I have been thinking quite a lot about the ‘how’ of connecting, rather than what connectivism means. I don’t really have any problems with accepting that knowledge is distributed across networks and that in order to access it we must learn to navigate the connections in the network.
The course so far would lead one to believe that in order to be well connected we all have to be very technologically aware, although George has said (it might have been Stephen) that we can be connected without technology. On this course, the list of places online that its possible to connect with people is quite extensive. I didn’t actually discover this list until last week, so apologies to Stephen and George for suggesting that a list was needed in my ‘Is this a course or something else post?’ . (As an aside, I have always found it interesting in my own online teaching, that course participants don’t necessarily see the information you provide for them and here I have been doing the same thing!)
But What if learning technologists ruled the world? This was a question recently raised by Prof Gilly Salmon.
I’m wondering about whether it’s necessary to be technically ‘on top’ to be well connected. I’m thinking about my 82 year old mother, who has never touched a computer in her life and who I consider to be a highly connected woman.
She has a life-time of connections behind her and now has a large number of ‘dead connections’ to quote Lisa Lane.
She has lived in and visited a number of countries in the world, so is globally connected, although she connects with these people mostly through her Christmas Card list which is about 10 times the size of mine.
She twice weekly plays golf and is connected with all the members of two golf clubs, and she also plays in invitation competitions in the south of the UK (she lives in Scotland) once a year.
She is a strong member of her church and is connected with all the parishioners.
She plays bridge once a week and is connected with all the bridge club players.
She walks her dog twice a day and connects with all the other dog walkers in the forest that is adjacent to her Scottish bungalow.
She ‘looks after’ her sister who is one year older than her, has Alzheimers and is in a home , so she is connected with many old folks in that home.
Finally she is connected with all her family, with my dead father’s family, in-laws (who are still alive) nieces, nephews and grandchildren and of course with me and my family.
My mother is very well connected. In fact she is far better connected than me and it has nothing to do with a computer. It has to do with her as a person and her personality.
She is generous and open in spirit. When she moves house (which has done many times in her life), she doesn’t wait for people to connect with her, she invites them to her house and gives them a good meal and there’s always plenty to drink too! She is highly proactive. She is an avid letter writer. She goes out and joins clubs and makes friends. The last time she did this in a new environment she was over 70 years of age. She has lived in and visited many countries of the world and is tolerant of differences. She listens and tries to understand the younger generation. She is always learning and exercises her body through golf and walking, and her mind through reading, bridge and doing crossword puzzles. She was brought up believing that ‘manners maketh man’ and would never knowingly be rude. She would never be a ‘troll’. A member of her community, who has since died, described my mother’s arrival into the area as being a ‘light in the darkness’.

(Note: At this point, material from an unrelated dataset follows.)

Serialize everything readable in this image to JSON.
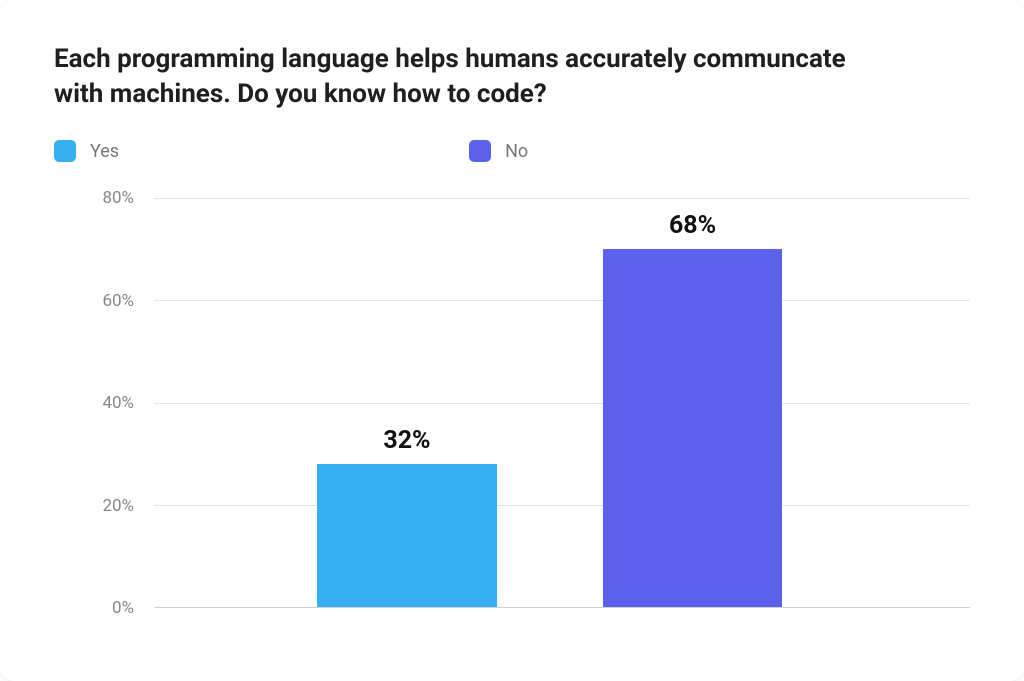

Is this what connectivity means? Surely it must be more than computer connections. I wouldn’t talk to my mother about this course. She would think I was having a mental aberration!